### Your instructions:
Of all the lines in the records below, copy only those that contain the string "content".

┌─ Records for the exercise

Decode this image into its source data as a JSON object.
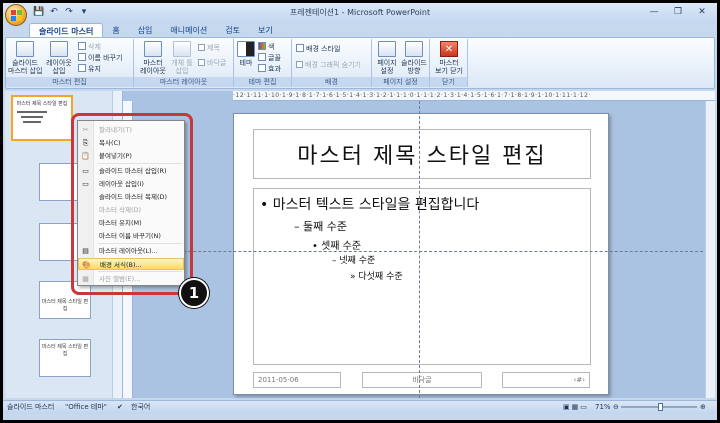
{
  "window": {
    "title": "프레젠테이션1 - Microsoft PowerPoint"
  },
  "qat": {
    "save": "💾",
    "undo": "↶",
    "redo": "↷",
    "more": "▾"
  },
  "window_controls": {
    "minimize": "—",
    "maximize": "❐",
    "close": "✕"
  },
  "tabs": [
    "슬라이드 마스터",
    "홈",
    "삽입",
    "애니메이션",
    "검토",
    "보기"
  ],
  "ribbon": {
    "edit_master": {
      "label": "마스터 편집",
      "insert_slide_master": "슬라이드\n마스터 삽입",
      "insert_layout": "레이아웃\n삽입",
      "delete": "삭제",
      "rename": "이름 바꾸기",
      "preserve": "유지"
    },
    "master_layout": {
      "label": "마스터 레이아웃",
      "master_layout": "마스터\n레이아웃",
      "insert_placeholder": "개체 틀\n삽입",
      "title": "제목",
      "footer": "바닥글"
    },
    "edit_theme": {
      "label": "테마 편집",
      "themes": "테마",
      "colors": "색",
      "fonts": "글꼴",
      "effects": "효과"
    },
    "background": {
      "label": "배경",
      "background_styles": "배경 스타일",
      "hide_bg": "배경 그래픽 숨기기"
    },
    "page_setup": {
      "label": "페이지 설정",
      "page_setup": "페이지\n설정",
      "orientation": "슬라이드\n방향"
    },
    "close": {
      "label": "닫기",
      "close_master": "마스터\n보기 닫기"
    }
  },
  "ruler": {
    "text": "·12·1·11·1·10·1·9·1·8·1·7·1·6·1·5·1·4·1·3·1·2·1·1·1·0·1·1·1·2·1·3·1·4·1·5·1·6·1·7·1·8·1·9·1·10·1·11·1·12·"
  },
  "slide": {
    "title": "마스터 제목 스타일 편집",
    "level1": "• 마스터 텍스트 스타일을 편집합니다",
    "level2": "– 둘째 수준",
    "level3": "• 셋째 수준",
    "level4": "– 넷째 수준",
    "level5": "» 다섯째 수준",
    "footer_date": "2011-05-06",
    "footer_text": "바닥글",
    "footer_num": "‹#›"
  },
  "thumbnails": {
    "master_title": "마스터 제목 스타일 편집"
  },
  "context_menu": {
    "items": [
      {
        "icon": "✂",
        "label": "잘라내기(T)",
        "enabled": false
      },
      {
        "icon": "⎘",
        "label": "복사(C)",
        "enabled": true
      },
      {
        "icon": "📋",
        "label": "붙여넣기(P)",
        "enabled": true
      },
      {
        "icon": "▭",
        "label": "슬라이드 마스터 삽입(R)",
        "enabled": true
      },
      {
        "icon": "▭",
        "label": "레이아웃 삽입(I)",
        "enabled": true
      },
      {
        "icon": "",
        "label": "슬라이드 마스터 복제(D)",
        "enabled": true
      },
      {
        "icon": "",
        "label": "마스터 삭제(D)",
        "enabled": false
      },
      {
        "icon": "",
        "label": "마스터 유지(M)",
        "enabled": true
      },
      {
        "icon": "",
        "label": "마스터 이름 바꾸기(N)",
        "enabled": true
      },
      {
        "icon": "▤",
        "label": "마스터 레이아웃(L)...",
        "enabled": true
      },
      {
        "icon": "🎨",
        "label": "배경 서식(B)...",
        "enabled": true,
        "highlighted": true
      },
      {
        "icon": "▦",
        "label": "사진 앨범(E)...",
        "enabled": false
      }
    ]
  },
  "callout": {
    "number": "1"
  },
  "status": {
    "view": "슬라이드 마스터",
    "theme": "\"Office 테마\"",
    "language": "한국어",
    "zoom": "71%",
    "zoom_out": "⊖",
    "zoom_in": "⊕"
  },
  "colors": {
    "accent": "#15428b",
    "highlight_ring": "#c8383a",
    "menu_hover": "#ffd765"
  }
}
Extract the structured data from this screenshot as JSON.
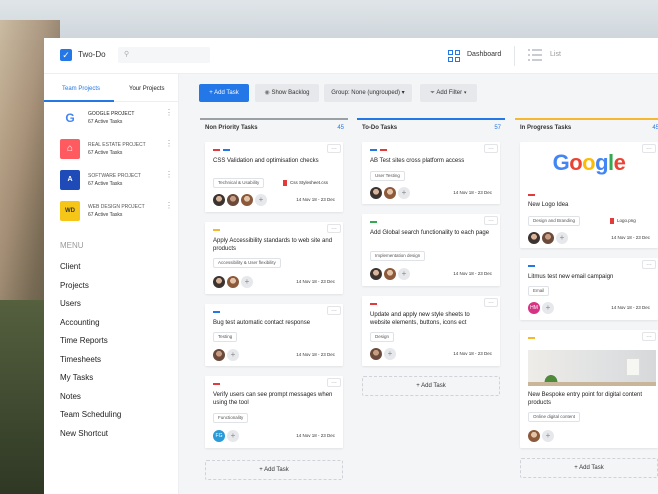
{
  "app": {
    "title": "Two-Do"
  },
  "search": {
    "placeholder": ""
  },
  "nav": {
    "dashboard": "Dashboard",
    "list": "List"
  },
  "sidebar": {
    "tabs": [
      "Team Projects",
      "Your Projects"
    ],
    "projects": [
      {
        "name": "GOOGLE PROJECT",
        "tasks": "67 Active Tasks",
        "icon": "G",
        "color": "#ffffff"
      },
      {
        "name": "REAL ESTATE PROJECT",
        "tasks": "67 Active Tasks",
        "icon": "airbnb-icon",
        "color": "#ff5a5f"
      },
      {
        "name": "SOFTWARE PROJECT",
        "tasks": "67 Active Tasks",
        "icon": "A",
        "color": "#1f4bb8"
      },
      {
        "name": "WEB DESIGN PROJECT",
        "tasks": "67 Active Tasks",
        "icon": "WD",
        "color": "#f5c518"
      }
    ],
    "menu_title": "MENU",
    "menu": [
      "Client",
      "Projects",
      "Users",
      "Accounting",
      "Time Reports",
      "Timesheets",
      "My Tasks",
      "Notes",
      "Team Scheduling",
      "New Shortcut"
    ]
  },
  "toolbar": {
    "add_task": "+ Add Task",
    "backlog": "Show Backlog",
    "group": "Group: None (ungrouped)",
    "filter": "Add Filter"
  },
  "columns": [
    {
      "title": "Non Priority Tasks",
      "count": "45",
      "color": "#9aa0a6",
      "cards": [
        {
          "title": "CSS Validation and optimisation checks",
          "tag": "Technical & Usability",
          "attachment": "Css Stylesheet.css",
          "dates": "14 Nov 18 - 23 Dec"
        },
        {
          "title": "Apply Accessibility standards to web site and products",
          "tag": "Accessibility & User flexibility",
          "dates": "14 Nov 18 - 23 Dec"
        },
        {
          "title": "Bug test automatic contact response",
          "tag": "Testing",
          "dates": "14 Nov 18 - 23 Dec"
        },
        {
          "title": "Verify users can see prompt messages when using the tool",
          "tag": "Functionality",
          "avatar_text": "FG",
          "dates": "14 Nov 18 - 23 Dec"
        }
      ],
      "add": "+ Add Task"
    },
    {
      "title": "To-Do Tasks",
      "count": "57",
      "color": "#2477e6",
      "cards": [
        {
          "title": "AB Test sites cross platform access",
          "tag": "User Testing",
          "dates": "14 Nov 18 - 23 Dec"
        },
        {
          "title": "Add Global search functionality to each page",
          "tag": "Implementation design",
          "dates": "14 Nov 18 - 23 Dec"
        },
        {
          "title": "Update and apply new style sheets to website elements, buttons, icons ect",
          "tag": "Design",
          "dates": "14 Nov 18 - 23 Dec"
        }
      ],
      "add": "+ Add Task"
    },
    {
      "title": "In Progress Tasks",
      "count": "45",
      "color": "#f5b82e",
      "cards": [
        {
          "brand": "Google",
          "title": "New Logo Idea",
          "tag": "Design and Branding",
          "attachment": "Logo.png",
          "dates": "14 Nov 18 - 23 Dec"
        },
        {
          "title": "Litmus test new email campaign",
          "tag": "Email",
          "avatar_text": "HM",
          "dates": "14 Nov 18 - 23 Dec"
        },
        {
          "title": "New Bespoke entry point for digital content products",
          "tag": "Online digital content",
          "dates": "14 Nov 18 - 23 Dec"
        }
      ],
      "add": "+ Add Task"
    }
  ]
}
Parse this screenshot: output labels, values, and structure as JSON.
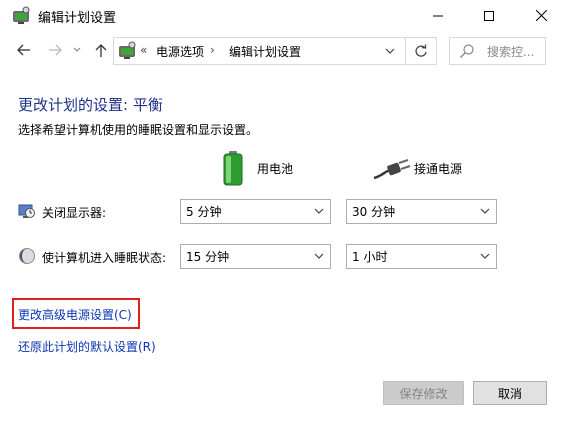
{
  "window": {
    "title": "编辑计划设置"
  },
  "nav": {
    "breadcrumb_prefix": "«",
    "segments": [
      "电源选项",
      "编辑计划设置"
    ],
    "separator": "›",
    "search_placeholder": "搜索控..."
  },
  "content": {
    "title": "更改计划的设置: 平衡",
    "description": "选择希望计算机使用的睡眠设置和显示设置。",
    "columns": {
      "battery": "用电池",
      "plugged_in": "接通电源"
    },
    "rows": [
      {
        "label": "关闭显示器:",
        "battery_value": "5 分钟",
        "plugged_value": "30 分钟"
      },
      {
        "label": "使计算机进入睡眠状态:",
        "battery_value": "15 分钟",
        "plugged_value": "1 小时"
      }
    ],
    "links": {
      "advanced": "更改高级电源设置(C)",
      "restore": "还原此计划的默认设置(R)"
    }
  },
  "buttons": {
    "save": "保存修改",
    "cancel": "取消"
  },
  "colors": {
    "title_blue": "#1e3287",
    "link_blue": "#0a36b4",
    "highlight_red": "#e02020"
  }
}
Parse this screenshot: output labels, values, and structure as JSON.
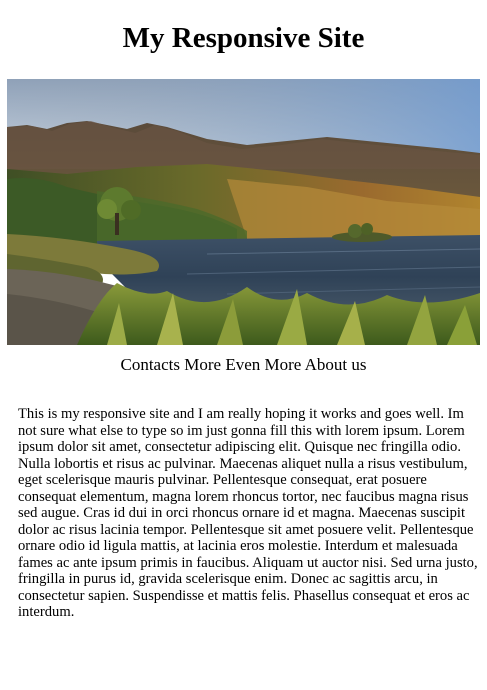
{
  "header": {
    "title": "My Responsive Site"
  },
  "hero": {
    "image": "lake-mountain-landscape"
  },
  "nav": {
    "items": [
      {
        "label": "Contacts"
      },
      {
        "label": "More"
      },
      {
        "label": "Even More"
      },
      {
        "label": "About us"
      }
    ]
  },
  "main": {
    "paragraph": "This is my responsive site and I am really hoping it works and goes well. Im not sure what else to type so im just gonna fill this with lorem ipsum. Lorem ipsum dolor sit amet, consectetur adipiscing elit. Quisque nec fringilla odio. Nulla lobortis et risus ac pulvinar. Maecenas aliquet nulla a risus vestibulum, eget scelerisque mauris pulvinar. Pellentesque consequat, erat posuere consequat elementum, magna lorem rhoncus tortor, nec faucibus magna risus sed augue. Cras id dui in orci rhoncus ornare id et magna. Maecenas suscipit dolor ac risus lacinia tempor. Pellentesque sit amet posuere velit. Pellentesque ornare odio id ligula mattis, at lacinia eros molestie. Interdum et malesuada fames ac ante ipsum primis in faucibus. Aliquam ut auctor nisi. Sed urna justo, fringilla in purus id, gravida scelerisque enim. Donec ac sagittis arcu, in consectetur sapien. Suspendisse et mattis felis. Phasellus consequat et eros ac interdum."
  }
}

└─

### Answer box:
          "title": "New Bespoke entry point for digital content products",
          "tag": "Online digital content",
  "content": {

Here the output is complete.